**Note: for this recipe, stop there for the chili rub. However, if you have some leftover (and I did) you can make a homemade chili powder. All you have to do is add some dried oregano, cumin and paprika. I don’t add salt or pepper because I prefer to salt/pepper my food as I cook it since different dishes require different amounts. Also, you can add onion and garlic powder if you want but since I usually cook with the fresh versions, I left that out as well. I really don’t know the ratios to be honest, but basically if you combine the cumin/paprika/oregano separately but in equal proportions, it should be about the same amount as all the chili rub. Not sure if that made sense…
1 tsp cumin
1-2 tablespoons chile mix (recipe above)
Liberally salt and pepper the ribs all over. Next, rub about 1 tsp of cumin on the top of the ribs. Then rub in a good portion of the chile mix to the top of the rack. You want to get a nice thick coating. You can rub into the bottom too but be sure to sear that side as well (later steps). Cover the ribs and let sit in the fridge for 8 hours or overnight.
1 tsp olive oil
1/3 bottle Columbia Crest Grand Estates Shiraz
12 oz fresh blackberries
¼ medium red onion, diced
2 cloves garlic, chopped
1 tsp kosher salt
1.5 tbsp honey
1 tbsp molasses

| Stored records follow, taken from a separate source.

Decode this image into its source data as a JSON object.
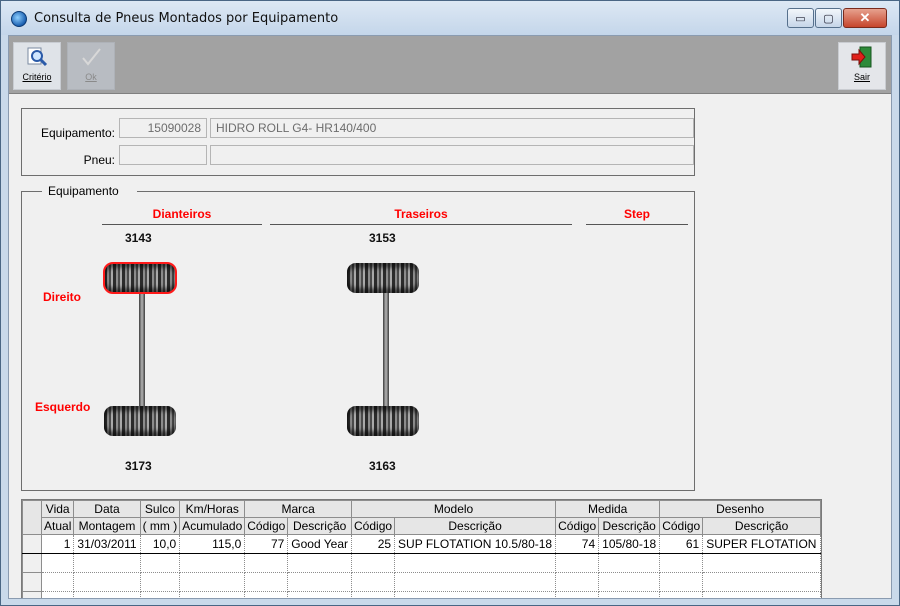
{
  "window": {
    "title": "Consulta de Pneus Montados por Equipamento",
    "controls": {
      "minimize": "▭",
      "maximize": "▢",
      "close": "✕"
    }
  },
  "toolbar": {
    "criterio_label": "Critério",
    "ok_label": "Ok",
    "sair_label": "Sair"
  },
  "form": {
    "equipamento_label": "Equipamento:",
    "equipamento_code": "15090028",
    "equipamento_desc": "HIDRO ROLL G4- HR140/400",
    "pneu_label": "Pneu:",
    "pneu_code": "",
    "pneu_desc": ""
  },
  "diagram": {
    "group_title": "Equipamento",
    "sections": {
      "front": "Dianteiros",
      "rear": "Traseiros",
      "step": "Step"
    },
    "labels": {
      "right": "Direito",
      "left": "Esquerdo"
    },
    "tires": {
      "front_right": "3143",
      "rear_right": "3153",
      "front_left": "3173",
      "rear_left": "3163"
    },
    "selected_tire": "front_right"
  },
  "grid": {
    "group_headers": [
      "Marca",
      "Modelo",
      "Medida",
      "Desenho"
    ],
    "headers": {
      "vida": [
        "Vida",
        "Atual"
      ],
      "data": [
        "Data",
        "Montagem"
      ],
      "sulco": [
        "Sulco",
        "( mm )"
      ],
      "km": [
        "Km/Horas",
        "Acumulado"
      ],
      "codigo": "Código",
      "descricao": "Descrição"
    },
    "rows": [
      {
        "vida": "1",
        "data": "31/03/2011",
        "sulco": "10,0",
        "km": "115,0",
        "marca_codigo": "77",
        "marca_desc": "Good Year",
        "modelo_codigo": "25",
        "modelo_desc": "SUP FLOTATION 10.5/80-18",
        "medida_codigo": "74",
        "medida_desc": "105/80-18",
        "desenho_codigo": "61",
        "desenho_desc": "SUPER FLOTATION"
      }
    ]
  }
}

1.5 tbsp apple cider vinegar
3 halves of sun-dried tomatoes
1/4 tsp Worcestershire sauce
1 tbsp yellow mustard
2 tbsp brown sugar

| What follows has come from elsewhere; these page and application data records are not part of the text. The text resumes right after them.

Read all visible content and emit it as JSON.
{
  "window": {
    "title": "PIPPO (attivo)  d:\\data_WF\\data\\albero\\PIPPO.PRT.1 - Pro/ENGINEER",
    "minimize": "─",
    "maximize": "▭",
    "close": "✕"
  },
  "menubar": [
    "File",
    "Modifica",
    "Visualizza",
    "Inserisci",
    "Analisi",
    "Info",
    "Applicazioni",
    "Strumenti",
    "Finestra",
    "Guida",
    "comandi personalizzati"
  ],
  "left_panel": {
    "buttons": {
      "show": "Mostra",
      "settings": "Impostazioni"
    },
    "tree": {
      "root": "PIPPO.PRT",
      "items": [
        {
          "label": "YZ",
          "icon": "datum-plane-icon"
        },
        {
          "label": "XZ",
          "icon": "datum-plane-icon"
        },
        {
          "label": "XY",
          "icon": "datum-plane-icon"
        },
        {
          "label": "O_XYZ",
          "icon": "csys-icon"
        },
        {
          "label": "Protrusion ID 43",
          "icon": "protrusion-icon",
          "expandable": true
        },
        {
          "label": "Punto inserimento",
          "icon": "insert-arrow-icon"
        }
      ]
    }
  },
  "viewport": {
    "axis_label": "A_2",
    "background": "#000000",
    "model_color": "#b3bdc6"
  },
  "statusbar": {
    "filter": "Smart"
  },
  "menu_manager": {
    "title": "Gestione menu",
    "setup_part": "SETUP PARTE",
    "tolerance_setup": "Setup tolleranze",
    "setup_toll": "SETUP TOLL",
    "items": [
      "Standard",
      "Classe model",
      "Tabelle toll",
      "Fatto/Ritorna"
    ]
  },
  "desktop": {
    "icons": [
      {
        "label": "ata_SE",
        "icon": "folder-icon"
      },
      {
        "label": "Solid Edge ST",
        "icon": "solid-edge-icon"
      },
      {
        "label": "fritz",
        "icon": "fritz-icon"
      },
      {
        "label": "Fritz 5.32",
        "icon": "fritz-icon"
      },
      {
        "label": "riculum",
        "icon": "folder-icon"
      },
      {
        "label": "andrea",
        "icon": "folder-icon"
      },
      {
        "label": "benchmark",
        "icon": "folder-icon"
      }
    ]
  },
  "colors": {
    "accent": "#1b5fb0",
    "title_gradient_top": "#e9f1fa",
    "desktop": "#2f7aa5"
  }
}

½ cup of Columbia Crest Grand Estates Shiraz
2-3 cups of water
¼ cup of fresh chopped ginger
Heat olive oil over medium high heat in a medium size saucepan. Toss in the red onions and garlic and sweat the onions slightly (do not caramelize). Add 1/3 bottle Columbia Crest Grand Estates Shiraz and the blackberries. Simmer for 10-15 minutes and then mash the blackberries a bit with the back of a wooden spoon. Simmer for about 5-10 minutes longer (make sure the baste doesn’t reduce too much and become thick. It’s a baste, not a paste).
Remove the sauce from the heat and discard about ½ of the blackberries. Add the remaining mixture to a blender and blend until smooth.
Return the sauce to the sauce pan and add the rest of the ingredients up to brown sugar. You can go ahead and preheat the oven to 500 degrees now. Let simmer again for another 5-10 minutes for the flavors to meld then add back to the blender to puree again. It should be thin enough to pour in a steady stream. Mine was the right consistency but if you find yours too thick, add a little water to thin it out for basting.
If you haven’t already, preheat the oven to 500 degrees. Add oil to a roasting pan large enough to fit the entire rack and warm over medium-high heat. Sear the top of the ribs (or each side if you added dry rub to both sides) for about 5 minutes until the crust is nicely browned. Remove the ribs and most of the oil, add in the remaining three ingredients (2-3 cups of water, ½ cup of the Columbia Crest Grand Estates Shiraz and the ginger). Set the roasting rack into the pan and place the ribs on top so they remain above the liquids in the roasting pan. Carefully place the ribs in the oven on the lowest rack (basting before you begin) and then baste every 15 minutes. The ribs should cook in about an hour to an hour and a half. A meat thermometer should register 175 degrees since these are pork ribs.
Take them out when they are done and then let them rest for about 10 minutes. Carve and enjoy!